112 International continues presentiong opinions of different outstanding international experts on issues concerning Ukraine, its development, relations, and image. Today, our vis-a-vis is MEP Andrej Plenković, Chair of the Delegation to the EU-Ukraine Parliamentary Association Committe.
How would you assess the progress made by Ukraine for reaching the visa-free regime with the Schengen states? What are the main barriers on that way?
We, the group of members of the European Parliament delegation for relations with Ukraine and the informal group of friends of Ukraine, came here to support the adoption of legislation needed for accomplishing the plan for visa liberalization and joining the free-trade zone with the EU. Ukraine has made a long path to the Association Agreement, and these efforts must be rewarded. If these measures are adopted and if this is well-done in terms of substance, I’m sure that Ukraine will have a very strong case in the evaluation process by the Commission and finally for the decision of the Council. We in the European Parliament have many times strongly lobbied and urged the member states to adopt this decision, which is beneficial to Ukraine´s citizens.
The next questions will be about the refugees’ crisis in Croatia and Europe. We all know that there is really hard situation in your country. So, on your opinion, what perspectives are present and what decisions are to be made in this field?
First of all, for refugees’ and migration crisis the only solution must be a common European solution. The countries, which are on the first line – like Greece, Italy, Malta, Spain – cannot sustain the whole burden alone. That is why the idea is to have this relocation of refugees in an equitable and proportional manner among all the EU member states. Croatia is the transit country, in one month and a half more than 350,000 people passed, coming from Turkey, Greece, Macedonia, and Serbia. Through Croatia, these people try to get to Slovenia or Hungary and from there to Austria or Germany.
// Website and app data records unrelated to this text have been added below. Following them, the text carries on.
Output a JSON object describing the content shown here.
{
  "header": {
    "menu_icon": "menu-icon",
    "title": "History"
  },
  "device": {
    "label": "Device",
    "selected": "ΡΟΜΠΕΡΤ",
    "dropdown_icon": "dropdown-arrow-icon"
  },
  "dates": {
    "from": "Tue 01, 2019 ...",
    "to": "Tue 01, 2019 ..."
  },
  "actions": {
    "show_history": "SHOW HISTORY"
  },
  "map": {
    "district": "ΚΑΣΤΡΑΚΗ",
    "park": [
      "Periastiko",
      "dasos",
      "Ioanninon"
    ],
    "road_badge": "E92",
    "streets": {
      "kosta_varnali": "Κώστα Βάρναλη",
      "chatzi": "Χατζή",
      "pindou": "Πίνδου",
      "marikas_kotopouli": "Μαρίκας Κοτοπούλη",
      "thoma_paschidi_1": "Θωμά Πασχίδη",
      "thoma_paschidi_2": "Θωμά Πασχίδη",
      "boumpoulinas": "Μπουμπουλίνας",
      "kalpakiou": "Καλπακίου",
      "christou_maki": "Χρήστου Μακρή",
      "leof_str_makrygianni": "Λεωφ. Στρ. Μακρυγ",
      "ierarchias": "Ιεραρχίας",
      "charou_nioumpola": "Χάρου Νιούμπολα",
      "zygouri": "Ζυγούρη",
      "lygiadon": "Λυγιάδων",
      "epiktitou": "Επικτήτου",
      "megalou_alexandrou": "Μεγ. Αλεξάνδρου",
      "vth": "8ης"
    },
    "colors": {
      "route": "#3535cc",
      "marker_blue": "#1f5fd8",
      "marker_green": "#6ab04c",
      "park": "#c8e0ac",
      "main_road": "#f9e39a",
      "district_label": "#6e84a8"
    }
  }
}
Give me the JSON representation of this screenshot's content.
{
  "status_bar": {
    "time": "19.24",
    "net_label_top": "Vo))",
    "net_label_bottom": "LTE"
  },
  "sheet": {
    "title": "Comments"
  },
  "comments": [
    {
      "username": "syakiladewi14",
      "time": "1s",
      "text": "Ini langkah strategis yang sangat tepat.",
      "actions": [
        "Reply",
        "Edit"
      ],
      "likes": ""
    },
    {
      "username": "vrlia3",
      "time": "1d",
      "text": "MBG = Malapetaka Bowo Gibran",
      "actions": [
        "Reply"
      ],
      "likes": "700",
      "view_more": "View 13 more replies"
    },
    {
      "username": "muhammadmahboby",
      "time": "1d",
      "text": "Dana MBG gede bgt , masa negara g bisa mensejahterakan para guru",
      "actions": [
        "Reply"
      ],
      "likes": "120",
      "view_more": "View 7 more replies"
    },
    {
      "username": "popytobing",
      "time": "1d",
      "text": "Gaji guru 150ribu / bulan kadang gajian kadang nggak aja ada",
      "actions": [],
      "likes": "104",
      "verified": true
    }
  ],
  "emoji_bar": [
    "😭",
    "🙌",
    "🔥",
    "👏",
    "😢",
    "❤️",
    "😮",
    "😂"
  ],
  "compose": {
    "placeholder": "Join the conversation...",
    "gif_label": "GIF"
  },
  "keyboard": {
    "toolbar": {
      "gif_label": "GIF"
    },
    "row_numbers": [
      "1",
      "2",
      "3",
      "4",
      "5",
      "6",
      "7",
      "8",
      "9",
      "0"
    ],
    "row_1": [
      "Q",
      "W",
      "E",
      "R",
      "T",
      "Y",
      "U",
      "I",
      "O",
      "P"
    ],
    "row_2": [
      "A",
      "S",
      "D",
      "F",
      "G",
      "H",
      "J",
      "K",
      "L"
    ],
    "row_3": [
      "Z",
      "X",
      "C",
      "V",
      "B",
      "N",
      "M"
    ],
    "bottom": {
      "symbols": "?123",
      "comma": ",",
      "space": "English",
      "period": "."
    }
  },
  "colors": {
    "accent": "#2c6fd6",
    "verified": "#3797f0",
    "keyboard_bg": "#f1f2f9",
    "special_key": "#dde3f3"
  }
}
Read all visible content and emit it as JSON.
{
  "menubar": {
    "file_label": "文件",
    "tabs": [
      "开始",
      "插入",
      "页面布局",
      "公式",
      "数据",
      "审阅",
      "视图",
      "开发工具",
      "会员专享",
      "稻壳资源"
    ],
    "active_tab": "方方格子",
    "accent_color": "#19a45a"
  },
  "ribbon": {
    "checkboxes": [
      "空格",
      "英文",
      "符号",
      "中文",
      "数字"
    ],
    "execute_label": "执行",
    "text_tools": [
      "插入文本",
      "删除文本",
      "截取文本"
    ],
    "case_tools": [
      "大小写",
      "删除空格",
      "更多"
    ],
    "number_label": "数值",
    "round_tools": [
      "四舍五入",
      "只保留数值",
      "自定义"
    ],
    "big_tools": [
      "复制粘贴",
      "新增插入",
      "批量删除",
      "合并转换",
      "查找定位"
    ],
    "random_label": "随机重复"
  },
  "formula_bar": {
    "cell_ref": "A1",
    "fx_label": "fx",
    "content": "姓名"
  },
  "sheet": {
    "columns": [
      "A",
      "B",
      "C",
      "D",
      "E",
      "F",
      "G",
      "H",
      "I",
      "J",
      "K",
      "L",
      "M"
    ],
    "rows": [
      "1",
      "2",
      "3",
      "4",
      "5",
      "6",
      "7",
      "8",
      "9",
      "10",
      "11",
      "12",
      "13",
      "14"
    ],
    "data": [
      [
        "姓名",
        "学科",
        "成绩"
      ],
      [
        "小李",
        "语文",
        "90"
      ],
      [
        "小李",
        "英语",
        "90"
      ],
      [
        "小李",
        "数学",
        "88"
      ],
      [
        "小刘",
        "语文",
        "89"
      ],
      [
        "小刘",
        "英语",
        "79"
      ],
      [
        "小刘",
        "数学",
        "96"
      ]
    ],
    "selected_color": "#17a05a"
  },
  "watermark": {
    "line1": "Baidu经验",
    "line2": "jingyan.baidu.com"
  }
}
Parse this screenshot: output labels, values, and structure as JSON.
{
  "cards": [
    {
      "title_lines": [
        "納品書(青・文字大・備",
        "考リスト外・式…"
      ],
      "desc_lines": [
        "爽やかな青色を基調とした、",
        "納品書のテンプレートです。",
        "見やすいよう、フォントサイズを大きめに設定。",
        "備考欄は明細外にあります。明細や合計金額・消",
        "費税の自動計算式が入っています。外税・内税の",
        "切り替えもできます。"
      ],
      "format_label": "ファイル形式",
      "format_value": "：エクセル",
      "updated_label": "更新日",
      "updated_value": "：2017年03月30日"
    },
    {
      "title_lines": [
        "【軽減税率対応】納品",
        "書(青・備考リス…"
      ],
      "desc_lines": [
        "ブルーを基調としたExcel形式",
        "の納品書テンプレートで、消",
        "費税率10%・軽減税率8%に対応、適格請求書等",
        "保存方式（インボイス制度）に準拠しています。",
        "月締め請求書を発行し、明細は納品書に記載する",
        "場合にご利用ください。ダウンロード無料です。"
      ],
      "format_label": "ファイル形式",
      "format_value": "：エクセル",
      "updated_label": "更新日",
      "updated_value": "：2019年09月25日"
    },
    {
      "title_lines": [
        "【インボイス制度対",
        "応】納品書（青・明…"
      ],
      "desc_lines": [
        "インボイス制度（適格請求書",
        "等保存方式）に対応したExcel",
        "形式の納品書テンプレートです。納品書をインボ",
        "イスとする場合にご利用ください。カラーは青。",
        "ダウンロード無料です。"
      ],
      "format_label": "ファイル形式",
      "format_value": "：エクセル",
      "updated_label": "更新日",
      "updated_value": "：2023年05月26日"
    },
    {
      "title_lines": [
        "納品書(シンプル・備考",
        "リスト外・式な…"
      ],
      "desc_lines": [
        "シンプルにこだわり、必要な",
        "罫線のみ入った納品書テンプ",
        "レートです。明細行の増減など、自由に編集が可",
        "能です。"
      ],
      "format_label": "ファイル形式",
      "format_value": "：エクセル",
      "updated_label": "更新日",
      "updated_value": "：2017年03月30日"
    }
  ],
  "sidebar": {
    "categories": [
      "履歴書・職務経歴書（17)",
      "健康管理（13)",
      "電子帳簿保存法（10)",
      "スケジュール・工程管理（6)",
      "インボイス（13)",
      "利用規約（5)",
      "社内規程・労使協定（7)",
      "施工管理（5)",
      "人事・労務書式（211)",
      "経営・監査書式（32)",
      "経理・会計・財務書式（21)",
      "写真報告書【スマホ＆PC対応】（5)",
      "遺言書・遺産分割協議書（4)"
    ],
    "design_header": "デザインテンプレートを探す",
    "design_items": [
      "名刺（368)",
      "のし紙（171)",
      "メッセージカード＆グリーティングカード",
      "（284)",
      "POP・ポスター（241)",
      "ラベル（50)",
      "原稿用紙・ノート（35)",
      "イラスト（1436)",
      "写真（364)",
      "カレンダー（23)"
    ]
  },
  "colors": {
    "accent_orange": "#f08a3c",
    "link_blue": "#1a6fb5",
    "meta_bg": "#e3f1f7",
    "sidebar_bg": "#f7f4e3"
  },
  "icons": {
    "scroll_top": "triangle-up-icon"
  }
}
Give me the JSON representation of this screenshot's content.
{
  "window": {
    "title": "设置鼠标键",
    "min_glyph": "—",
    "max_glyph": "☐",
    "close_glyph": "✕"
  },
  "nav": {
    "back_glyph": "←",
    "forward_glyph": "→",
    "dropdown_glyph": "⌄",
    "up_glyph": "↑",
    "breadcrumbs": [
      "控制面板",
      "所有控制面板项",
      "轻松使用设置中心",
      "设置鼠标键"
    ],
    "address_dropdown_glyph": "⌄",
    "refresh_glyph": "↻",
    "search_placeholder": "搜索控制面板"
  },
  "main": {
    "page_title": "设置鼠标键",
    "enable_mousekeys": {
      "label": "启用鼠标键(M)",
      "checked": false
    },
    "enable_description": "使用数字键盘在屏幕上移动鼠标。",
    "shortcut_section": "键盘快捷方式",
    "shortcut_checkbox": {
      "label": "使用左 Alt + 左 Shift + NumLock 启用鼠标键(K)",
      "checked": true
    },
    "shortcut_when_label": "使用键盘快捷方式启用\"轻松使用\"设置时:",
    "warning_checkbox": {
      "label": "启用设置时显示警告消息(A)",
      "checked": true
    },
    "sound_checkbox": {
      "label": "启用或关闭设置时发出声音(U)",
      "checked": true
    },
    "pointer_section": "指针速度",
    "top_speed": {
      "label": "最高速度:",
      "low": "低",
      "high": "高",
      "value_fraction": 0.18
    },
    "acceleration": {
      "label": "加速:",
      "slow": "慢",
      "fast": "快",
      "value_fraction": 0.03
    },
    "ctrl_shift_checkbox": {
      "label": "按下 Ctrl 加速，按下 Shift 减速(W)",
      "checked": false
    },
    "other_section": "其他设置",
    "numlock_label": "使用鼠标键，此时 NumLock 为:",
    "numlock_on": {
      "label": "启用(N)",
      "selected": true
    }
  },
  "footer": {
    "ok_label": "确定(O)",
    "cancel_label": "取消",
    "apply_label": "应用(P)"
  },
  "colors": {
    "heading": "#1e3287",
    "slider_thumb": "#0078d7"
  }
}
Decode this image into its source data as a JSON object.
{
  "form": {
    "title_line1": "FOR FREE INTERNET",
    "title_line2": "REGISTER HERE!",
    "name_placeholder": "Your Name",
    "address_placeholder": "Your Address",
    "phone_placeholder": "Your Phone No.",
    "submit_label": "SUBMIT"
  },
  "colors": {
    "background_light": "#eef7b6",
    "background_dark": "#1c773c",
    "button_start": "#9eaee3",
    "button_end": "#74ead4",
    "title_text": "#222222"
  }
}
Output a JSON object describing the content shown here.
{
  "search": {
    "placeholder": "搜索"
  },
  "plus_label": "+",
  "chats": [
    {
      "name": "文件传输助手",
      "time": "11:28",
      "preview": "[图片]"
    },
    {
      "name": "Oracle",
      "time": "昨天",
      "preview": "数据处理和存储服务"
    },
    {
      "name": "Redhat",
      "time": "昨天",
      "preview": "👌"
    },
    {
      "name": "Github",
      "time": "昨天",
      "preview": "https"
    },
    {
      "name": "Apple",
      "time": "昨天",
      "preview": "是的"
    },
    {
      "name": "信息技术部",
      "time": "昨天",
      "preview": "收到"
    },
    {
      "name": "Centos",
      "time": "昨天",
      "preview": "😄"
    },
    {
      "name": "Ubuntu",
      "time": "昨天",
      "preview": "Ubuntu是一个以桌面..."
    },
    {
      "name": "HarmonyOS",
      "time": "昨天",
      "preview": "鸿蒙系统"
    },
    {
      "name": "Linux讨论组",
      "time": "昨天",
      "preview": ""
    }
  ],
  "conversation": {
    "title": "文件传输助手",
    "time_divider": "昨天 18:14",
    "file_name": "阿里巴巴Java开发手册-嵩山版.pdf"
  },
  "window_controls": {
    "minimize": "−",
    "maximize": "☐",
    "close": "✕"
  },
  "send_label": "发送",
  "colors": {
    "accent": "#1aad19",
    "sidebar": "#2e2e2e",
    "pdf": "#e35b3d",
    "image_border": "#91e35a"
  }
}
It is, of course, a moment, where all of us should show respect for human dignity, our empathy, and our solidarity. Also, we have to take into account the fact that legal norms should be respected - national norms, EU norms, as well as international law. Also the security consideration should be taken into account. We have seen the problems of terrorism. This is one of the key elements of EU´s agenda. The solution may be only comprehensive, the problem may be solved only if we address the root causes: the war in Syria, instability on Middle East, financial and economic situation, climate change in Sub-Saharan Africa and Central Asia. Everybody is looking for a better life, but it needs to be structurally organized. All the efforts of the EU are aimed operationally, financially, legally to address the problem at its roots.
Yes, but some countries and politicians, for example Hungary and Orban, are ruining this European unity what are you speaking about. What steps are to be done with such positions?
As I said, there is a decision making process in the European Union, negotiations are in process, not all the countries were in favor of relocation of refugees. I think that the general feeling of solidarity in the joint action is there. And for the leadership, that Chancellor Merkel has shown, this exercise is politically important and humanly necessary.